§ **EXERCISE INSTRUCTIONS**:
Only the number is wanted: tally the lines below that contain the word "JSON".

§ **DATA TO USE**:
+++++

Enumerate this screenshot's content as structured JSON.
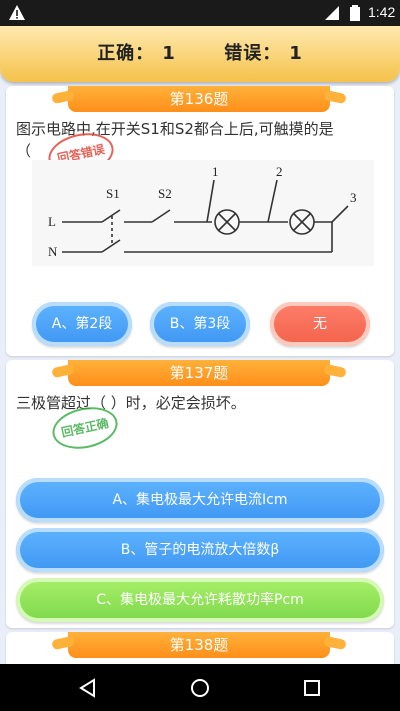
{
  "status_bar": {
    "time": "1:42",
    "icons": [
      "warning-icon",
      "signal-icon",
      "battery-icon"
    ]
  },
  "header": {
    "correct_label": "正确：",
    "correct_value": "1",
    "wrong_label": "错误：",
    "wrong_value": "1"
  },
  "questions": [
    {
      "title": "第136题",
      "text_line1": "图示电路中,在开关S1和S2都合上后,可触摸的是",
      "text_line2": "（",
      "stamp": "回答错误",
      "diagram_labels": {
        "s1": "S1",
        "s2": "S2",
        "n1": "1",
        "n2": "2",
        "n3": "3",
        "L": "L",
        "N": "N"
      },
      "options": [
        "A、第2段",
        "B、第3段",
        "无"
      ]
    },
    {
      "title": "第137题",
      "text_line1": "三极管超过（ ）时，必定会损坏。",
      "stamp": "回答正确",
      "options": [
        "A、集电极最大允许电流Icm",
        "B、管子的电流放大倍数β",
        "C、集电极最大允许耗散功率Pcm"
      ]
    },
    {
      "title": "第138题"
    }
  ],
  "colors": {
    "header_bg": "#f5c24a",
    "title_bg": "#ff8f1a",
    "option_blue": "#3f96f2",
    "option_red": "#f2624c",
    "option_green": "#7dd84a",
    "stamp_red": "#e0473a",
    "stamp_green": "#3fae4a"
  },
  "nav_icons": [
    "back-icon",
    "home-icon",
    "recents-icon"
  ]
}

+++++

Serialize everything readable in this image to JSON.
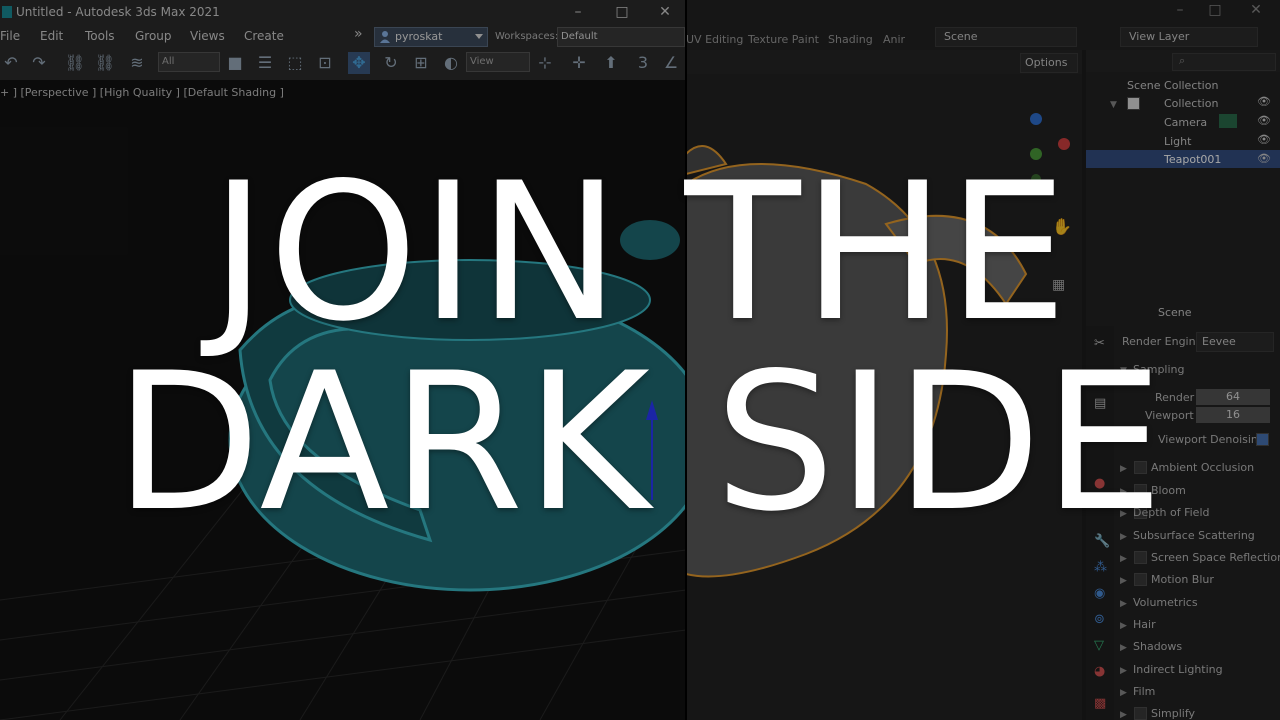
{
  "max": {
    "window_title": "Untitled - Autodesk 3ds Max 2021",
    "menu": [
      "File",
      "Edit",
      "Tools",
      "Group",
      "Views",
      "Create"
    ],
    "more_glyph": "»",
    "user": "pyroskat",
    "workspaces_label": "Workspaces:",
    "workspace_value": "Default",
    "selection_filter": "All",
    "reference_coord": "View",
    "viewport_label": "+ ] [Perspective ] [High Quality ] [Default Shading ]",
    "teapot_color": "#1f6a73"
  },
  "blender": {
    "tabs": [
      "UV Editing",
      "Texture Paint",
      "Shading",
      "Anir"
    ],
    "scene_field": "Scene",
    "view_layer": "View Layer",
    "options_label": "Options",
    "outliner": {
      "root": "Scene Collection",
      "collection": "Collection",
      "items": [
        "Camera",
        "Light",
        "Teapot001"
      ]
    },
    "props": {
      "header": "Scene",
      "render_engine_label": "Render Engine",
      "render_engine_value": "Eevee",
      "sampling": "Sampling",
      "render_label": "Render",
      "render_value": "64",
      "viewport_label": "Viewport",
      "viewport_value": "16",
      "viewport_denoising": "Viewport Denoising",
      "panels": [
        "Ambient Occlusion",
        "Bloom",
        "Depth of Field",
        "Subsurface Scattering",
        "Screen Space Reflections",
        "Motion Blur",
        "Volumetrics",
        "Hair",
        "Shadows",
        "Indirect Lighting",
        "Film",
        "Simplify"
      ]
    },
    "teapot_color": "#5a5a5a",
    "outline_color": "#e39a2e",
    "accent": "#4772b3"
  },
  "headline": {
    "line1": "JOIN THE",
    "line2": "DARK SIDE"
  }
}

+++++

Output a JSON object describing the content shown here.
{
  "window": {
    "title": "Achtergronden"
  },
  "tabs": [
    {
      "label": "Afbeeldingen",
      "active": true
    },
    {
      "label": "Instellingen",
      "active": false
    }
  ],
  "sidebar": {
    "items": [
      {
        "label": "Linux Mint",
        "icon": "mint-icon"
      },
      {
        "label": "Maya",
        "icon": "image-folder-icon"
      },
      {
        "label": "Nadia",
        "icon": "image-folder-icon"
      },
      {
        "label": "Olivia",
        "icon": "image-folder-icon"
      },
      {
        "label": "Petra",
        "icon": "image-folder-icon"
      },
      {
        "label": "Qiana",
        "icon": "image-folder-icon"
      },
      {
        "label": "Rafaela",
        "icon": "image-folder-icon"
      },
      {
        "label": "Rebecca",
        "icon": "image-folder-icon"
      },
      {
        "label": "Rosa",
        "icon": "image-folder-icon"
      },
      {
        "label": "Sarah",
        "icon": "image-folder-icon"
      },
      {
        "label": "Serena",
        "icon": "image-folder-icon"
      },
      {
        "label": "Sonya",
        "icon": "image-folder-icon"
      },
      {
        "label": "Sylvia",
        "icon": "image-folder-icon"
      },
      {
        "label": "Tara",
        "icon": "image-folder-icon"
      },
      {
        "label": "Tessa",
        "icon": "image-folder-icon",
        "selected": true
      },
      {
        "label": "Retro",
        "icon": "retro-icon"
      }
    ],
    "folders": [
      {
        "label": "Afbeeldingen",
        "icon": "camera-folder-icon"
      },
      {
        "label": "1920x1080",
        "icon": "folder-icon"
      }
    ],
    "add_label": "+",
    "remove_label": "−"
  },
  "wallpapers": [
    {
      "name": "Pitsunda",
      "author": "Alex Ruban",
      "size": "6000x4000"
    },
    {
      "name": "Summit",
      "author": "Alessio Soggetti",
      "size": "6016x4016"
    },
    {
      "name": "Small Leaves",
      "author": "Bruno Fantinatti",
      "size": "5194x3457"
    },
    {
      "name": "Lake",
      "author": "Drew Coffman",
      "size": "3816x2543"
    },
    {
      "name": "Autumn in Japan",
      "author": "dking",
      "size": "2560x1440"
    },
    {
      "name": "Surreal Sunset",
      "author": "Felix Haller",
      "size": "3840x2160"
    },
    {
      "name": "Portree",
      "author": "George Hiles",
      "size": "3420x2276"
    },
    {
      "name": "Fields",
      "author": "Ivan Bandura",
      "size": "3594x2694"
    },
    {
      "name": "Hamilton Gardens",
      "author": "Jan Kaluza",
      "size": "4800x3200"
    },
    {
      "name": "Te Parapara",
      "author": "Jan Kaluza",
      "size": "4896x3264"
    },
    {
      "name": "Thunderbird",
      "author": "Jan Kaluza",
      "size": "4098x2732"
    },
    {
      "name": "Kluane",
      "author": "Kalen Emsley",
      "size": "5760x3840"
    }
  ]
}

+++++

§ **SOLUTION**:
3